Blogging is hard work. You must consistently create and publish great content. Today’s post is about saving yourself time and stress by implementing a simple editorial calendar. Sure, it’s going to require a little work up front, but – trust me – you’ll thank me once you’re up and running.
The Editorial Calendar – what is it?
In case you’re not sure, an editorial calendar is a content plan that is laid over a publishing schedule. Magazines, for instance, have monthly editorial calendars that start out as a broad list of key topics and eventually evolve into highly detailed outlines of each issue’s content.
How do I create one?
I’m an Excel junkie, so I tend to go old school when setting up an editorial calendar. For collaborative projects, however, I find Google docs to be very helpful. The “living” nature of a google doc means you never have to worry about version control. Sweet.
My typical calendar has at least three worksheet tabs:
- Calendar – Laid out to reflect all my publication dates, this tab gives me a place to schedule each post.
- Pending – This is where I capture all (and I do mean all) the ideas I have for posts.
- Published – This is an archive of everything I’ve published. (Yes, I know this is automatically generated in most blogging platforms, but I do have a reason for duplicating the effort.)
- Guests – If the blog plan includes ingoing and/or outgoing guest posts, I like to track those works-in-progress separately from my core content.
- Open Items – Although it can certainly be a separate document, I like to roll my “punch list” of blog upgrade and maintenance items into my editorial calendar.
Here is an Blog Editorial Calendar Template (Excel) that you can use to get started.
Once you’ve got the framework set up, you’re ready to put it to work:
Have you ever had a genius idea for a post while standing in the shower, and then – five minutes later as you’re toweling off – completely forgotten what it was? Painful. Tragic. Unnecessary. One of the primary rules of blogging: write ALL your post ideas down. Pen and notepad (or smartphone) should accompany you everywhere (or, in the case of a shower situation, at least be close by). Step two – transfer your great ideas to the “Pending” worksheet in your editorial calendar for future inspiration.
Create Your Publishing Plan
Does your content lend itself to monthly themes? Do you have a seasonal sales cycle that will influence the types of topics you cover at various times of the year? Do you need to create specific content for people at different stages in the buying process? The criteria that are important to your business are the criteria you should consider when developing your broad brushstroke publishing plan. You should identify how frequently you’ll post, on which days of the week, whether you’ll have recurring “columns” or more freeform content. Nothing is written in stone, but it’s good to start with some kind of plan.

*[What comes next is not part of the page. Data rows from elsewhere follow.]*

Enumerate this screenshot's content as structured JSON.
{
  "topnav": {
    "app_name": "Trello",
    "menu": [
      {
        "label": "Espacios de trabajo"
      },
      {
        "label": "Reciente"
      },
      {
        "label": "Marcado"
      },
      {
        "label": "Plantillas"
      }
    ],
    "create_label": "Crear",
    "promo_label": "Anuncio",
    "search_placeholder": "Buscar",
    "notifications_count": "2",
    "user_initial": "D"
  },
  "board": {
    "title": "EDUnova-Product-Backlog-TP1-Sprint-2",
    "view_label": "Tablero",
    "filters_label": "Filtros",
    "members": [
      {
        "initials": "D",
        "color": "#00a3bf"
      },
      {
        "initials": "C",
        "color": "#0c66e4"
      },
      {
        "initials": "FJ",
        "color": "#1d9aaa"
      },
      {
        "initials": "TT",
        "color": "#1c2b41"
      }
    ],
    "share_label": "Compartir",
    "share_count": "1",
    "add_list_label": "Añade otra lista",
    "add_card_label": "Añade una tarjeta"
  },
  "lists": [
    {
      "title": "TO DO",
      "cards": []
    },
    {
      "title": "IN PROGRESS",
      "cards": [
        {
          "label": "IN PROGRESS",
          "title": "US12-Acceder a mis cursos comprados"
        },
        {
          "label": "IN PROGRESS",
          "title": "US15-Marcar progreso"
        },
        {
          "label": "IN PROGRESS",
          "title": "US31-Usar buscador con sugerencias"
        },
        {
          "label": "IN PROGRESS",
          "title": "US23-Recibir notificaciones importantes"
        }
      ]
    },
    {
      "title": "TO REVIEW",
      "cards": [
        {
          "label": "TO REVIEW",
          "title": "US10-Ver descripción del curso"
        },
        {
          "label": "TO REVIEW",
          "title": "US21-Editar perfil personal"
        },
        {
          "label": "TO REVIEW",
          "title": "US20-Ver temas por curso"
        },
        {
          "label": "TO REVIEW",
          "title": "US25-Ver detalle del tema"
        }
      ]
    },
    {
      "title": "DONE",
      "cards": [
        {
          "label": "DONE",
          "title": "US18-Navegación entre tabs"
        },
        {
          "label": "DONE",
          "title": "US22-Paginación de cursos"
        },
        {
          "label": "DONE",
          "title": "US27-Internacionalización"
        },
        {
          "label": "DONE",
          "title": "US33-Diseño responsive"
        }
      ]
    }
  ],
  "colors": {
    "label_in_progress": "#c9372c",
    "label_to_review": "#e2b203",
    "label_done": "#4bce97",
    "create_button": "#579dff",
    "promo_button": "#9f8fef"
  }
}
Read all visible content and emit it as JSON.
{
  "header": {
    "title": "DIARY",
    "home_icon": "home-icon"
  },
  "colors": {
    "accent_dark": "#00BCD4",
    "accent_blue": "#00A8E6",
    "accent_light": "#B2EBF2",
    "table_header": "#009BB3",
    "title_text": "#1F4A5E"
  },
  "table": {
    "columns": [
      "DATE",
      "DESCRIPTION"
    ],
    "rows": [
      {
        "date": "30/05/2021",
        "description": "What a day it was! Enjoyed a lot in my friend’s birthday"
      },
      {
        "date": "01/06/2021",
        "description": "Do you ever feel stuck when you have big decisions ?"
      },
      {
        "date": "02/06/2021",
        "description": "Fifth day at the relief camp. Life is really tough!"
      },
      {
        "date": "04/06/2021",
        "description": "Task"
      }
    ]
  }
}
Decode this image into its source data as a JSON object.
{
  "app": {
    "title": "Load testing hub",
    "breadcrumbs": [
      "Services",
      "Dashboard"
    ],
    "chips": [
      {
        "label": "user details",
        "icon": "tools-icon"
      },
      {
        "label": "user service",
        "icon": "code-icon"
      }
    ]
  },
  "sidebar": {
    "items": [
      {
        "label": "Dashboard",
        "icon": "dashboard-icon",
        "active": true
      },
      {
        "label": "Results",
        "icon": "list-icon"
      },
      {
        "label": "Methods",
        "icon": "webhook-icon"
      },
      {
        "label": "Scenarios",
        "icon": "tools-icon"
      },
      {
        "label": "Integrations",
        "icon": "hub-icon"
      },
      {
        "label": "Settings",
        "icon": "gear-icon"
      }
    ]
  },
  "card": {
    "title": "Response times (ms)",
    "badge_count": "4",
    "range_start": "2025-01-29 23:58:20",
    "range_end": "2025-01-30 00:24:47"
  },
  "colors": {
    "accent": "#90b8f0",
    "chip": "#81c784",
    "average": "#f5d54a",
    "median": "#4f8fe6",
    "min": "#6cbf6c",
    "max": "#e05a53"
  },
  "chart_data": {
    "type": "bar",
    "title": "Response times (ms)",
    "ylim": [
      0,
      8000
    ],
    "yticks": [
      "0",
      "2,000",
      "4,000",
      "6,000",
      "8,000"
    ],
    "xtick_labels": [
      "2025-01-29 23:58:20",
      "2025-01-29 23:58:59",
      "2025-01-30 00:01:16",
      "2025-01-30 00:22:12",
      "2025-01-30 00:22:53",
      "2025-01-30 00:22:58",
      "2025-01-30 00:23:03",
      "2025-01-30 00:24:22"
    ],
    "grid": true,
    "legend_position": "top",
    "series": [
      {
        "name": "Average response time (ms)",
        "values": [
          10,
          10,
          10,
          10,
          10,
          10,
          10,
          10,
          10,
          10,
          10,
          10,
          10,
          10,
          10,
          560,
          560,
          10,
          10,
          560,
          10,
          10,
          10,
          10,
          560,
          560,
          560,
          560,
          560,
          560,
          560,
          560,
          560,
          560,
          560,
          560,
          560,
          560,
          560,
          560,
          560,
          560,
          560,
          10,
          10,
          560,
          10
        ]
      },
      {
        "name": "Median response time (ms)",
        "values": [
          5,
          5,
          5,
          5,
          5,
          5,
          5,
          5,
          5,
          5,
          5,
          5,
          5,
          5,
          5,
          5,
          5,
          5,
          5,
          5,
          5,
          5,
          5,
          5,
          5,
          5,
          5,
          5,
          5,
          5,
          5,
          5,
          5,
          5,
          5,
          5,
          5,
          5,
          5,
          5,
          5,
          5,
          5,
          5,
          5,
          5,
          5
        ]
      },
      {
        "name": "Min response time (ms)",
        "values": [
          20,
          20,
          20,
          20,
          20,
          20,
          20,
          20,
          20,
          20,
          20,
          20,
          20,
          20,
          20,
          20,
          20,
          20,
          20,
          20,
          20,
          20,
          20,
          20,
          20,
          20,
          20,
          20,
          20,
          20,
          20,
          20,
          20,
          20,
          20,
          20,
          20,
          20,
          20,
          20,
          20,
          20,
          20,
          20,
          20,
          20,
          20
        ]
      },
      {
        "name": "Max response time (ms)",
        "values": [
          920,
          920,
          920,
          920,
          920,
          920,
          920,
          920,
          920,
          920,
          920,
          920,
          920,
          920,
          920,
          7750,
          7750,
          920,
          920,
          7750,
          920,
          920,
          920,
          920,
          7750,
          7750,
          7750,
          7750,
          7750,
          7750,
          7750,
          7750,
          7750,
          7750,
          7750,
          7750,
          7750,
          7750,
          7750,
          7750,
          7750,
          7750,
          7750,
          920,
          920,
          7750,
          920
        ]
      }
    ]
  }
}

Now it’s time to get down to the nitty-gritty business of filling in those publishing “slots” with specific topics. You can schedule posts out for a week at a time, or six months – whatever makes you comfortable. It’s kind of like a puzzle – your ideas are the pieces and your publishing plan is the picture you’re trying to create.
So, what’s the payoff for all your hard work?
Reduce Writer’s Block
It’s 9:40AM and your post is supposed to go live at 10. You have no idea what to write. Panic sets in. With the editorial calendar, you may never face this terrifying situation again. Whether you go with the topic that’s scheduled, or switch it up and pull something from the pending list, you will always have a list of ready-made topics to choose from.
Laying your blog’s content plan out in an organized way helps you to see and create useful patterns. For instance, you might decide to run a series of posts that correspond to some of the questions most frequently asked by prospects and then package them up in an aggregate post that you can include in your most popular posts list. By planning ahead, you can also identify (and have time to execute) opportunities for relevant guest posts, event-based content, and other collaborative efforts.
There are literally dozens of ways to track different Web and blog stats, but I like to aggregate some key stats into my editorial calendar on the Published tab. If you do it on a regular basis, it only takes a few minutes and will make later analysis much more impactful. For instance, you might track the following for each post: pub date, title, topic, #/comments, #/tweets, #/facebook shares, #/trackbacks.
Optimize Your Strategy
Once you have a baseline strategy and plan, and you’ve dutifully collected stats on your post performance, you have everything you need to do a bang-up analysis of what’s been working and what’s been falling short. Look at the trends and the patterns behind those trends. Is engagement driven by topic, day of the week, tone, type of content? These simple stats can provide valuable insights that will inform a stronger, more successful content plan and editorial calendar.
With all that said, it’s important to remember that real life may cause you to change things up at the last minute. Whether your plans are changed because you’ve become uninspired by a particular topic, or because you’ve become wildly inspired to write about another, always give yourself the flexibility to go with your gut. Having a plan can help you be more strategic and reduce the stress you feel when it comes time to churn out brilliant content, but sometimes winging it has merit too.
What works (and what doesn’t) for you when it comes to wrangling your blog content?